> _EXERCISE DESCRIPTION_:
Below are the records; copy every line in them that holds the string "color".

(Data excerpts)
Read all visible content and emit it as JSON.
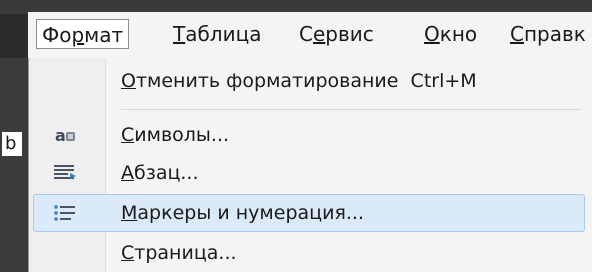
{
  "menubar": {
    "items": [
      {
        "before": "Фо",
        "underline": "р",
        "after": "мат",
        "active": true
      },
      {
        "before": "",
        "underline": "Т",
        "after": "аблица",
        "active": false
      },
      {
        "before": "С",
        "underline": "е",
        "after": "рвис",
        "active": false
      },
      {
        "before": "",
        "underline": "О",
        "after": "кно",
        "active": false
      },
      {
        "before": "",
        "underline": "С",
        "after": "правк",
        "active": false
      }
    ]
  },
  "document": {
    "visible_char": "b"
  },
  "dropdown": {
    "items": [
      {
        "before": "",
        "underline": "О",
        "after": "тменить форматирование",
        "shortcut": "Ctrl+M",
        "icon": "none"
      },
      {
        "before": "",
        "underline": "С",
        "after": "имволы...",
        "shortcut": "",
        "icon": "character-icon"
      },
      {
        "before": "",
        "underline": "А",
        "after": "бзац...",
        "shortcut": "",
        "icon": "paragraph-icon"
      },
      {
        "before": "",
        "underline": "М",
        "after": "аркеры и нумерация...",
        "shortcut": "",
        "icon": "bullets-numbering-icon"
      },
      {
        "before": "",
        "underline": "С",
        "after": "траница...",
        "shortcut": "",
        "icon": "none"
      }
    ]
  }
}
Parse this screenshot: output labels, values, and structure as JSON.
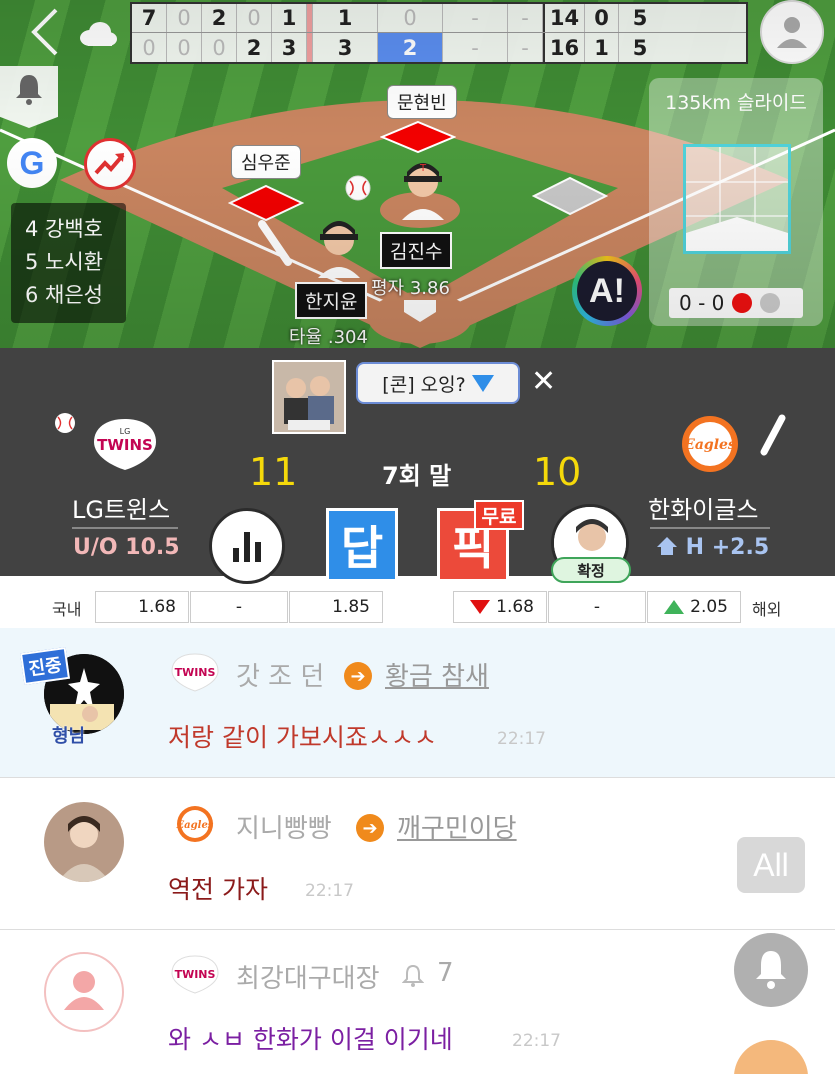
{
  "scoreboard": {
    "away": [
      "7",
      "0",
      "2",
      "0",
      "1",
      "1",
      "0",
      "-",
      "-"
    ],
    "home": [
      "0",
      "0",
      "0",
      "2",
      "3",
      "3",
      "2",
      "-",
      "-"
    ],
    "away_totals": [
      "14",
      "0",
      "5"
    ],
    "home_totals": [
      "16",
      "1",
      "5"
    ]
  },
  "lineup": [
    "4 강백호",
    "5 노시환",
    "6 채은성"
  ],
  "bases": {
    "second": "문현빈",
    "first": "심우준"
  },
  "batter": {
    "name": "한지윤",
    "stat": "타율 .304"
  },
  "pitcher": {
    "name": "김진수",
    "stat": "평자 3.86"
  },
  "pitch": {
    "info": "135km 슬라이드",
    "count": "0 - 0"
  },
  "chat_room": {
    "label": "[콘] 오잉?"
  },
  "game": {
    "away_team": "LG트윈스",
    "home_team": "한화이글스",
    "away_score": "11",
    "home_score": "10",
    "inning": "7회 말",
    "uo": "U/O 10.5",
    "handicap": "H +2.5",
    "away_logo": "TWINS",
    "home_logo": "Eagles"
  },
  "actions": {
    "dap": "답",
    "pick": "픽",
    "free": "무료",
    "confirm": "확정"
  },
  "odds": {
    "domestic_label": "국내",
    "overseas_label": "해외",
    "domestic": [
      "1.68",
      "-",
      "1.85"
    ],
    "overseas": [
      "1.68",
      "-",
      "2.05"
    ]
  },
  "messages": [
    {
      "badge": "진중",
      "sub": "형님",
      "team": "TWINS",
      "user": "갓 조 던",
      "target": "황금 참새",
      "text": "저랑 같이 가보시죠ㅅㅅㅅ",
      "time": "22:17",
      "color": "#c0392b"
    },
    {
      "team": "Eagles",
      "user": "지니빵빵",
      "target": "깨구민이당",
      "text": "역전 가자",
      "time": "22:17",
      "color": "#8b1a1a"
    },
    {
      "team": "TWINS",
      "user": "최강대구대장",
      "level": "7",
      "text": "와 ㅅㅂ 한화가 이걸 이기네",
      "time": "22:17",
      "color": "#7b1fa2"
    }
  ],
  "all_button": "All",
  "icons": [
    "back-icon",
    "cloud-icon",
    "bell-icon",
    "google-icon",
    "trend-icon",
    "profile-icon",
    "baseball-icon",
    "bat-icon",
    "dropdown-icon",
    "close-icon",
    "bar-chart-icon",
    "arrow-right-icon"
  ]
}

> _WRITTEN RESPONSE_:
      "color": "#c0392b"
      "color": "#8b1a1a"
      "color": "#7b1fa2"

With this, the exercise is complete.